Developed by NHS Clinical Commissioner’s Mental Health Commissioners Network, the report aims to share learning and good practice from these projects to help support others looking to implement projects across primary care.
Case studies in the report include:
- Community Living Well in West London which helps those with long-term mental health conditions and covers a full range of psychological therapies from guided self-help, through to sessions of short-term psychodynamic or CBT, carers therapy and a wellbeing service.
- Work in Sheffield where IAPT workers are attached to each of the CCG’s individual 85 practices, and are incorporated as part of the practice multidisciplinary team.
- The Well Centre, a primary care health centre in Lambeth for young people aged 13 to 20 offering support with all areas of health including mental wellbeing.
Full report available here
Collaboration in general practice: Surveys of GP practices and clinical commissioning groups | Nuffield Trust | Royal College of General Practitioners
This report summarises the results of two surveys, sent to general practice staff and to CCG staff, aimed at finding out what had changed in the landscape of general practice since the previous surveys two years ago and to explore what GPs feel the future holds for them.
Key findings include:
- The scaling up of general practice continues apace with 81% of general practice-based respondents reporting that they were part of a formal or informal collaboration, up from 73% in 2015.
- However, the landscape is complex. Practices often belong to multiple collaborations that operate at different levels in the system, having been set up to fulfil different purposes.

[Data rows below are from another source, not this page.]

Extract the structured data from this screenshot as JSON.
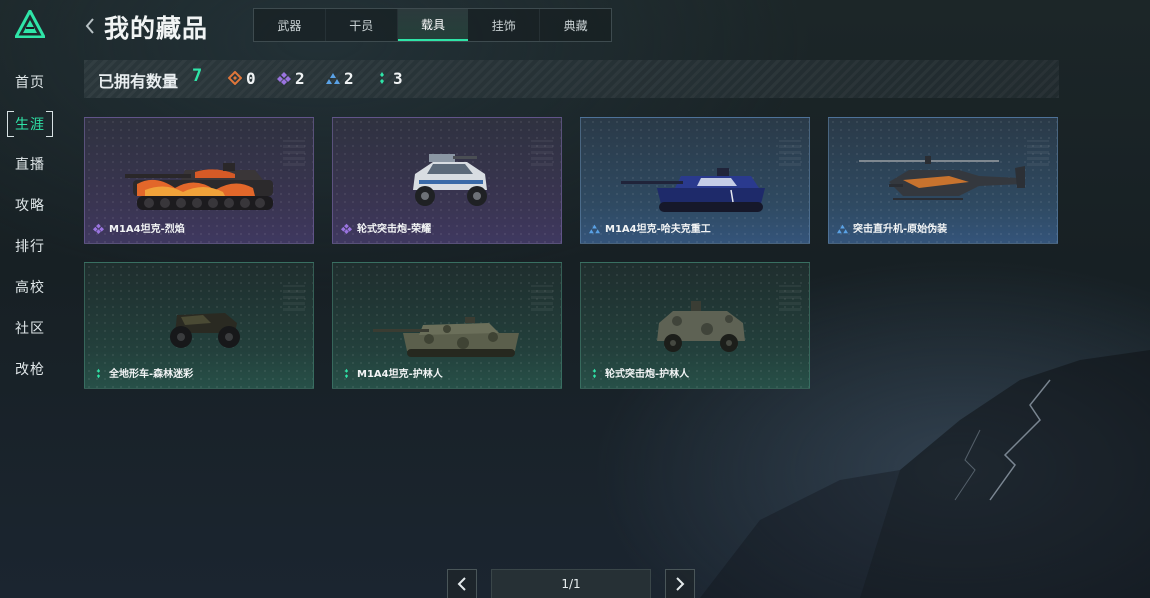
{
  "sidebar": {
    "items": [
      {
        "label": "首页"
      },
      {
        "label": "生涯"
      },
      {
        "label": "直播"
      },
      {
        "label": "攻略"
      },
      {
        "label": "排行"
      },
      {
        "label": "高校"
      },
      {
        "label": "社区"
      },
      {
        "label": "改枪"
      }
    ],
    "active_index": 1
  },
  "header": {
    "title": "我的藏品",
    "tabs": [
      {
        "label": "武器"
      },
      {
        "label": "干员"
      },
      {
        "label": "载具"
      },
      {
        "label": "挂饰"
      },
      {
        "label": "典藏"
      }
    ],
    "active_tab_index": 2
  },
  "stats": {
    "owned_label": "已拥有数量",
    "owned_count": "7",
    "rarities": [
      {
        "icon": "orange-diamond-icon",
        "color": "#e0763a",
        "count": "0"
      },
      {
        "icon": "purple-diamond-icon",
        "color": "#9a74e0",
        "count": "2"
      },
      {
        "icon": "blue-triangle-icon",
        "color": "#5aa2e6",
        "count": "2"
      },
      {
        "icon": "green-dots-icon",
        "color": "#2fe5a8",
        "count": "3"
      }
    ]
  },
  "collection": {
    "items": [
      {
        "name": "M1A4坦克-烈焰",
        "rarity": "purple",
        "vehicle": "tank-flame"
      },
      {
        "name": "轮式突击炮-荣耀",
        "rarity": "purple",
        "vehicle": "buggy-white"
      },
      {
        "name": "M1A4坦克-哈夫克重工",
        "rarity": "blue",
        "vehicle": "tank-blue"
      },
      {
        "name": "突击直升机-原始伪装",
        "rarity": "blue",
        "vehicle": "helicopter"
      },
      {
        "name": "全地形车-森林迷彩",
        "rarity": "green",
        "vehicle": "atv"
      },
      {
        "name": "M1A4坦克-护林人",
        "rarity": "green",
        "vehicle": "tank-camo"
      },
      {
        "name": "轮式突击炮-护林人",
        "rarity": "green",
        "vehicle": "armored-car"
      }
    ]
  },
  "pagination": {
    "label": "1/1",
    "prev_icon": "chevron-left-icon",
    "next_icon": "chevron-right-icon"
  },
  "colors": {
    "accent": "#2fe5a8",
    "purple": "#9a74e0",
    "blue": "#5aa2e6",
    "green": "#2fe5a8",
    "orange": "#e0763a"
  }
}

- The main priorities of all collaborations over the last year were: increasing access for patients, improving sustainability, and shifting services into the community. The priorities differed by size of collaboration. Both providers and commissioners reported that time and work pressures were the biggest challenge to collaborations achieving their aims.
- When asked about developments in their local area, over half of GP staff and one-third of CCG staff surveyed felt practices and collaborations had not been at all influential in shaping the local sustainability and transformation partnership (STP). Only one-fifth of GPs thought STPs would deliver meaningful change in primary care. CCGs were more optimistic, with 61% reporting that meaningful change was probable.
- When questioned about future models of care, around half of practice partners (53%) said they would be ‘unwilling’ or ‘very unwilling’ to give up their current GMS/PMS/APMS contract1 to join a new models contract (e.g. MCP or PACS contract2). The most common reason they gave was that they did not want to lose control of decision-making and leadership in their practice.
The report can be downloaded here
Return on Investment of Interventions for the Prevention and Treatment of Musculoskeletal Conditions | Public Health England
This tool has been designed to aid healthcare commissioners and providers in England who wish to assess the cost-effectiveness of interventions for the prevention musculoskeletal (MSK) conditions.
It is hoped that the tool will aid decision-making and increase the uptake of cost-effective interventions aimed at the prevention of MSK conditions. Conditions within the scope of this tool are: Lower back pain; chronic knee pain and osteoarthritis (hip and knee).
Full detail at Public Health England